- They involve time spent on hospital-style wards - this can be as short as a day or involve several weeks in isolation with other participants. Read about Alice's experience here, a man who has volunteered for around 50 clinical trials.
Why are clinical trials divided into phases?
The clinical trial process is split into phases as they build on each other - each providing further insight from the last. They aim to answer different questions, and each one can only be answered once a previous question has been addressed.
For example, in a phase one clinical trial, a treatment hasn't been tested on people before, and so it asks if administering it produces any side-effects. A phase four trial, knowing that this treatment produces little to no side-effects in people after short-term use, looks at whether it's also safe for long-term use.
Clinical trial phases each come with their own risks and benefits, and so it's important to know what phase a trial is before you agree to take part. This will give you an idea about how much is known about a treatment - and how many people it's been tested on - before you decide whether to take part.
In the UK, ethics committees work to protect participants by ensuring trials meet ethical standards1.
Phase 0 clinical trials
Test very small doses on a very small pool of people.
After being developed in the lab, most treatments enter a phase one trial, but some include an additional phase that tests dosage amounts on an even smaller number of people. Researchers may opt for this phase 0 trial if they want to find out more about how a drug behaves in the human body in very small dosages. This may involve administering a drug to between 10 and 20 people, as opposed to around 50 in a phase one trial. This means that if any side effects occur, they are limited to a smaller number of people.
Phase 0 trials
- Test how a treatment works in the body in very small doses.
- Involve doses too small to measure if a treatment may work.
- Are normally carried out on up to 20 people.
Phase 1 clinical trials
Test if a treatment has side effects on healthy volunteers.
A phase one trial is usually the first time a new treatment is tested on people. While measures are taken in the lab to make it as safe as possible, this is often the first opportunity for researchers to trial the real-life effects of a treatment on humans. Phase one trials will often also investigate which dosage and administration techniques are the most safe and effective
Phase 1 trials
- Usually the first trial of a treatment on human volunteers.
- Involve a small number of people, usually up to 50.
- Investigate side effects.
- Involve very small dosages which may be increased if no side effects are reported.
Phase 2 clinical trials
Test if a treatment works on ill people.
Once a treatment passes the minimal safety markers of a phase 1 trial, a phase 2 trial looks to test it on a wider pool of people. Usually, these volunteers have the condition for which the treatment is designed to help.
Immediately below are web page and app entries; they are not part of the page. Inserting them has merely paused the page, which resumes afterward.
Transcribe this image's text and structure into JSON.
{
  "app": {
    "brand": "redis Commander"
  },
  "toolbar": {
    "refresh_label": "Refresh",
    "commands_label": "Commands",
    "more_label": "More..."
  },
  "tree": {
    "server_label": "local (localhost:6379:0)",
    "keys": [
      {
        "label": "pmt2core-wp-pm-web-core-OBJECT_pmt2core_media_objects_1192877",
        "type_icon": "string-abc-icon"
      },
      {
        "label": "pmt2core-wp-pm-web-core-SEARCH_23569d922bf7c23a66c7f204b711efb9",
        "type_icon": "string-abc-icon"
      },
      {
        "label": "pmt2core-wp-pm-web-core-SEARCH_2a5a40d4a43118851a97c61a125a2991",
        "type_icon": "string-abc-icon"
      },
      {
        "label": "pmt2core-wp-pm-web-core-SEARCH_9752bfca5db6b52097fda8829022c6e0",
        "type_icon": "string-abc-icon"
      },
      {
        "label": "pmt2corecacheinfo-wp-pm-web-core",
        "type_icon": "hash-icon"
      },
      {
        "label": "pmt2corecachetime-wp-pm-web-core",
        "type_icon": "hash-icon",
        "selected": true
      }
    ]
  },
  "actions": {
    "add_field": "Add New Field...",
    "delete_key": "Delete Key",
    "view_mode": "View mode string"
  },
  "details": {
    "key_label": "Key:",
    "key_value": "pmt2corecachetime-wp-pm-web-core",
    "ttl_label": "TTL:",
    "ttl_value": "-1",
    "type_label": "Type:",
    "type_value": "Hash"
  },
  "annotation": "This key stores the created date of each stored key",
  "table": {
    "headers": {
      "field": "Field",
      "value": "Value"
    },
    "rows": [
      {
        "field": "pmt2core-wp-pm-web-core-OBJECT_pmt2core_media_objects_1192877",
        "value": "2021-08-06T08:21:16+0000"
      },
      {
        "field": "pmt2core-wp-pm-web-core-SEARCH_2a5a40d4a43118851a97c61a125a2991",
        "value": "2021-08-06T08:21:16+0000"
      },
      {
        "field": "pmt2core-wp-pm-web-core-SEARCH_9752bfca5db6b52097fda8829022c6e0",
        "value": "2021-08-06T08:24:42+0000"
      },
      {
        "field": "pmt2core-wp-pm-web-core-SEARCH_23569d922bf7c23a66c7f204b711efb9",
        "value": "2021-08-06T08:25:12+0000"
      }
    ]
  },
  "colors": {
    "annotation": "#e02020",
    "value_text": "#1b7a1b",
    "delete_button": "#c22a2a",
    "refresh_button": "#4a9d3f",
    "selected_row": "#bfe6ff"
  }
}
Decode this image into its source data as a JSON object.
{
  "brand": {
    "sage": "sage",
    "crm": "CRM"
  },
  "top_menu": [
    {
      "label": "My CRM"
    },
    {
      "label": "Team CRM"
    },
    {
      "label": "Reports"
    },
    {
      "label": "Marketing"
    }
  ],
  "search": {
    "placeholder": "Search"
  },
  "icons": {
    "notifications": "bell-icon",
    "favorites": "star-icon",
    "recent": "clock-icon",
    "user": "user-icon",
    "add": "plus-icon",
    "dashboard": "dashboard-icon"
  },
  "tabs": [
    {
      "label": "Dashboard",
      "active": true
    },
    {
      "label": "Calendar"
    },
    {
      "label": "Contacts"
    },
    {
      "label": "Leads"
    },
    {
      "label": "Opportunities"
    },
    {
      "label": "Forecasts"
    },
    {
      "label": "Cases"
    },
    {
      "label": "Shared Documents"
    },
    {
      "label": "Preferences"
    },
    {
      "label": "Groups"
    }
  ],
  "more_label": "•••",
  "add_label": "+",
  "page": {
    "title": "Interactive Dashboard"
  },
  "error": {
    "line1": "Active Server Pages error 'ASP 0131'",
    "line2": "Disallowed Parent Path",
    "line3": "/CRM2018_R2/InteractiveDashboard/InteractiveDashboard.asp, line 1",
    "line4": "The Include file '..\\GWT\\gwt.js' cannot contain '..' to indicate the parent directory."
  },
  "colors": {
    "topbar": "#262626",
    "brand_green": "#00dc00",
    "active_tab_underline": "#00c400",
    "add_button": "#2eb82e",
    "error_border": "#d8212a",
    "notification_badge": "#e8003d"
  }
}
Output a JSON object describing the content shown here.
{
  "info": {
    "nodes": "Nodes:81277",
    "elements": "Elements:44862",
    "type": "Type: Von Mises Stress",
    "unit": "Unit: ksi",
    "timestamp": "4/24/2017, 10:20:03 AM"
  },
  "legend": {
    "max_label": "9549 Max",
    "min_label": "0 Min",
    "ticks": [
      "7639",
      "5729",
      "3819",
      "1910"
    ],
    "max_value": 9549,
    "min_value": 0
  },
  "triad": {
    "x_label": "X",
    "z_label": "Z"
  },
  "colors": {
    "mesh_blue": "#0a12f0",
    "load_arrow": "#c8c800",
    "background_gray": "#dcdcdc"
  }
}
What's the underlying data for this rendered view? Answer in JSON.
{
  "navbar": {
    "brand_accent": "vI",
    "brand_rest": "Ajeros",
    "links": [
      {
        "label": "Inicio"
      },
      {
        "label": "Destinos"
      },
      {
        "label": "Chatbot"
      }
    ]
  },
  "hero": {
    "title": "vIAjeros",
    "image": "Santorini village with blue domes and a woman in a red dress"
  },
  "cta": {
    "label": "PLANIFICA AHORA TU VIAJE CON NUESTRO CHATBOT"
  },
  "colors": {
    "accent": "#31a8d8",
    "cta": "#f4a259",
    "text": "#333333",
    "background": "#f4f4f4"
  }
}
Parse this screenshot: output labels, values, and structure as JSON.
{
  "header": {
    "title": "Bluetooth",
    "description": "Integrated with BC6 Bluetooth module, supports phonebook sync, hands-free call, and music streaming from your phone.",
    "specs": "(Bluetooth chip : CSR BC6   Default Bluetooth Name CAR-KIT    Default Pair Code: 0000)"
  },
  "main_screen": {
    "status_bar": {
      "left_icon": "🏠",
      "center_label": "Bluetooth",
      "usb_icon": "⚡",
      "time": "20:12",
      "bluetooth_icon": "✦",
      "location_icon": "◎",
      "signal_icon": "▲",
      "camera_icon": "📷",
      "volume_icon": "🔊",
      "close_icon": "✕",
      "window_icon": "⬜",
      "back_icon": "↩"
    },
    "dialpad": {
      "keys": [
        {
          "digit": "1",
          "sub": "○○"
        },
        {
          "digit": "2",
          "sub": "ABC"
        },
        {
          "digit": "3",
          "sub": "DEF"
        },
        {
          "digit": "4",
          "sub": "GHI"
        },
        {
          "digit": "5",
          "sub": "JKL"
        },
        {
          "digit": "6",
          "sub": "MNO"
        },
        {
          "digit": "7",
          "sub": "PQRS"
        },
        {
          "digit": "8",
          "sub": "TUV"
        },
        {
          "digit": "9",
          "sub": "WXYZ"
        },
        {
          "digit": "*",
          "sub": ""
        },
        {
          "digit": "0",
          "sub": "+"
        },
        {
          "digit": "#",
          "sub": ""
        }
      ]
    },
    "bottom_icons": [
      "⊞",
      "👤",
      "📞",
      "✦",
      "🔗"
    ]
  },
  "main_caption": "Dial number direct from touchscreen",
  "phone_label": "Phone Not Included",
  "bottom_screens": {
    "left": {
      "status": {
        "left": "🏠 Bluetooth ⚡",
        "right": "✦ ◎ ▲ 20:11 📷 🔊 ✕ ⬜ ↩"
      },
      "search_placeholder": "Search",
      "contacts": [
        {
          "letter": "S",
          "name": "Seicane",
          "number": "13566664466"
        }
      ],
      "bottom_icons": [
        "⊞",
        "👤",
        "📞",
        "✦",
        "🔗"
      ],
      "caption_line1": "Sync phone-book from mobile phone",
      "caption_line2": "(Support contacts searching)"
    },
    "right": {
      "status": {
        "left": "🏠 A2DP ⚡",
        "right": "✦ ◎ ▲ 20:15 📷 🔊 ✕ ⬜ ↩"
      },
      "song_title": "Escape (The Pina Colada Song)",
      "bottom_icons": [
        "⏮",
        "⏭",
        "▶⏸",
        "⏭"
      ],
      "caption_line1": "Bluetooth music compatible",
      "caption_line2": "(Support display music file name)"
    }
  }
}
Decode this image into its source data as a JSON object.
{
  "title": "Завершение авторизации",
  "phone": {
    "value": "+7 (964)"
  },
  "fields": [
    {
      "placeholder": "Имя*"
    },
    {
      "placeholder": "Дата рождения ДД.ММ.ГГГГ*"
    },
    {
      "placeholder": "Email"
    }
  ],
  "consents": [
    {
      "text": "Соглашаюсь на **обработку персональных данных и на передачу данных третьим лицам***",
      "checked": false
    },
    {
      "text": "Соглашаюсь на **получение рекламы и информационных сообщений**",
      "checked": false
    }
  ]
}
This allows researchers to investigate how safe and effective it is for that condition, and to start forming a more detailed idea of its possible short-term effects.
Phase 2 trials
- Involve a larger number of volunteers.
- Usually test short-term effects on people with specific illness.
Phase 3 clinical trials
Test a treatment on a much larger scale.
The next phase significantly increases the number of volunteers again - to hundreds or thousands of people - and may also run for a much longer period of time, often more than a year. The aim of this phase is to gather as much data as possible. The more participants a trial involves, the more accurate a picture researchers get of how well a treatment works, as well as the variety, severity, and likelihood of any adverse reactions.
Phase 3 trials
- Test on large groups of people, often hundreds or thousands.
- Often run for over a year and sometimes several years.
- Compare the effects of a drug or treatment on one group against a control group who are either given placebo or a current alternative treatment.
Phase 4 clinical trials
Test the long-term benefits or risks of treatment.
Phase 4 trials happen after a drug has been approved and is available on the market, and for this reason not all new treatments require them. However, if the treatment requires long-term use - for example, a medicine taken regularly by people for years - a phase 4 trial gathers information on how well it works and if it can cause any harm when used for much longer than the previous phases researched.
Phase 4 trials
- Test the long-term safety and effectiveness of a treatment.
- Involve people taking the treatment, usually on prescription, to manage their ongoing condition.
- Aren't needed for treatments that aren't designed for long-term use.